What happened with Black Jack Randall (Tobias Menzies) will continue to haunt Jamie in season two, and that will actually cause some cracks to form in his relationship with Claire. 

"He's not talking about it. Physically, he'll get better but mentally, he still has issues," Heughan says. "He's trying not to think about it and just go to work. He works all day, goes out at night and therefore, that separates him from Claire a lot. That will come to a head. That starts to come out in his dreams. He's plagued by his past, he's tortured by it. They're going to need to fix their relationship, work on their intimacy and their friendship. It will tear apart their relationship until they do that."

Adding extra stress to their relationship is the fact that Jamie is being forced to change his entire worldview when it comes to the Jacobite rebellion. He's dedicated his life to fighting for the Jacobites, but armed with Claire's knowledge that it will eventually fail, he now is working in secret with his wife to sabotage it from the inside to save the culture from extinction.

"He's having to be duplicitous and it's tough because it goes against his very nature," Heughan says. "Jamie and Claire are constantly going to have to put on a persona and air to blend in with the social elite and they're going to struggle with it. It doesn't sit well at all with Jamie, to put it lightly."

Having Claire and Jamie navigate the political intrigue in France will allow them to see different sides to each other now that they're out of the high stakes, life-or-death situations they were constantly in last season.

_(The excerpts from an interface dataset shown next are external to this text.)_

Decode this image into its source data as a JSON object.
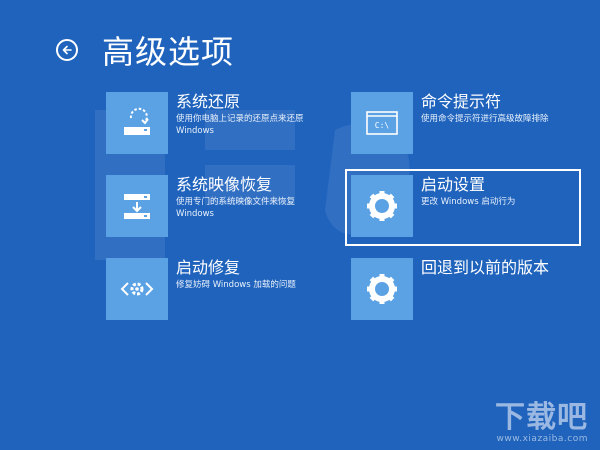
{
  "header": {
    "title": "高级选项",
    "back_icon": "back-arrow-icon"
  },
  "options": [
    {
      "title": "系统还原",
      "desc": "使用你电脑上记录的还原点来还原 Windows",
      "icon": "system-restore-icon"
    },
    {
      "title": "系统映像恢复",
      "desc": "使用专门的系统映像文件来恢复 Windows",
      "icon": "system-image-icon"
    },
    {
      "title": "启动修复",
      "desc": "修复妨碍 Windows 加载的问题",
      "icon": "startup-repair-icon"
    },
    {
      "title": "命令提示符",
      "desc": "使用命令提示符进行高级故障排除",
      "icon": "command-prompt-icon",
      "icon_text": "C:\\"
    },
    {
      "title": "启动设置",
      "desc": "更改 Windows 启动行为",
      "icon": "gear-icon"
    },
    {
      "title": "回退到以前的版本",
      "desc": "",
      "icon": "gear-icon"
    }
  ],
  "watermark": {
    "logo": "下载吧",
    "url": "www.xiazaiba.com"
  },
  "colors": {
    "background": "#1f63bd",
    "tile": "#5ba2e5",
    "text": "#ffffff"
  }
}
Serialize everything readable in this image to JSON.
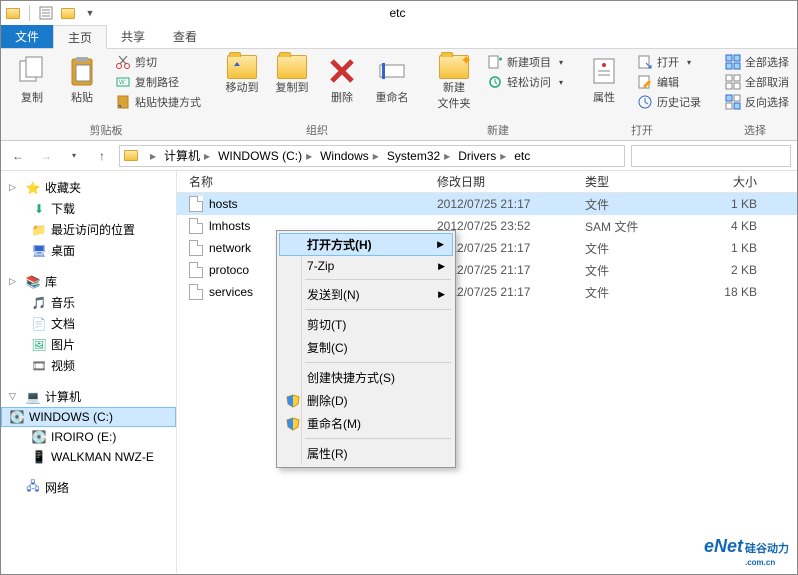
{
  "window": {
    "title": "etc"
  },
  "tabs": {
    "file": "文件",
    "home": "主页",
    "share": "共享",
    "view": "查看"
  },
  "ribbon": {
    "clipboard": {
      "copy": "复制",
      "paste": "粘贴",
      "cut": "剪切",
      "copypath": "复制路径",
      "pasteshortcut": "粘贴快捷方式",
      "label": "剪贴板"
    },
    "organize": {
      "moveto": "移动到",
      "copyto": "复制到",
      "delete": "删除",
      "rename": "重命名",
      "label": "组织"
    },
    "new": {
      "newfolder": "新建\n文件夹",
      "newitem": "新建项目",
      "easyaccess": "轻松访问",
      "label": "新建"
    },
    "open": {
      "properties": "属性",
      "open": "打开",
      "edit": "编辑",
      "history": "历史记录",
      "label": "打开"
    },
    "select": {
      "selectall": "全部选择",
      "selectnone": "全部取消",
      "invert": "反向选择",
      "label": "选择"
    }
  },
  "breadcrumb": [
    "计算机",
    "WINDOWS (C:)",
    "Windows",
    "System32",
    "Drivers",
    "etc"
  ],
  "search_placeholder": "",
  "columns": {
    "name": "名称",
    "date": "修改日期",
    "type": "类型",
    "size": "大小"
  },
  "files": [
    {
      "name": "hosts",
      "date": "2012/07/25 21:17",
      "type": "文件",
      "size": "1 KB",
      "selected": true
    },
    {
      "name": "lmhosts",
      "date": "2012/07/25 23:52",
      "type": "SAM 文件",
      "size": "4 KB"
    },
    {
      "name": "network",
      "date": "2012/07/25 21:17",
      "type": "文件",
      "size": "1 KB"
    },
    {
      "name": "protoco",
      "date": "2012/07/25 21:17",
      "type": "文件",
      "size": "2 KB"
    },
    {
      "name": "services",
      "date": "2012/07/25 21:17",
      "type": "文件",
      "size": "18 KB"
    }
  ],
  "nav": {
    "favorites": {
      "label": "收藏夹",
      "items": [
        "下载",
        "最近访问的位置",
        "桌面"
      ]
    },
    "libraries": {
      "label": "库",
      "items": [
        "音乐",
        "文档",
        "图片",
        "视频"
      ]
    },
    "computer": {
      "label": "计算机",
      "items": [
        "WINDOWS (C:)",
        "IROIRO (E:)",
        "WALKMAN NWZ-E"
      ]
    },
    "network": {
      "label": "网络"
    }
  },
  "context": {
    "openwith": "打开方式(H)",
    "sevenzip": "7-Zip",
    "sendto": "发送到(N)",
    "cut": "剪切(T)",
    "copy": "复制(C)",
    "shortcut": "创建快捷方式(S)",
    "delete": "删除(D)",
    "rename": "重命名(M)",
    "properties": "属性(R)"
  },
  "logo": {
    "brand": "eNet",
    "suffix": "硅谷动力",
    "domain": ".com.cn"
  }
}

"You get lost in this beautiful, colorful Parisian world, and you'll see as the season progresses, it feels like we've gone down a rabbit hole in some ways," Balfe tells THR. "We'll peel back more layers on both Claire and Jamie and we'll see them use not very attractive sides of their personalities. There's a lot of duplicity, a lot of lying, a lot of manipulation. They're doing all of this for their greater mission, but it's an interesting, psychological season whereas last season was focused so much on the action."

And despite the fact that both Claire and Jamie were elated over Claire's pregnancy at first, she's going to be having some second thoughts as time goes on.

"We'll see Claire struggling with impending motherhood and what that means to her," Balfe says. "That might drive a wedge between them. Plus, their marriage continues to be put under pressure from external circumstances. So how will they, as a couple, cope with that and grow with that? The biggest challenge I can't even talk about, because it will give away a huge spoiler in the story."

Another plot point Balfe and Heughan couldn't talk about for fear of spoiling was the possible return of Black Jack Randall. Book readers know that the sadistic ancestor of Claire's former husband Frank (also played by Menzies) returns in a major way in Dragonfly in Amber. But will he return to the show?

"It is such a huge event in the book," Heughan says after a long pause. "That whole story almost cures Jamie. It fixes everything. He controls his destiny. He's actually happy to find out Black Jack is alive because it means he can kill him. After that moment, the old Jamie is back. So if we'll get to see that on the show, we'll have to wait to find out. I can't give away too much."

Outlander season two premieres on Saturday, April 9 at 9 p.m. on Starz.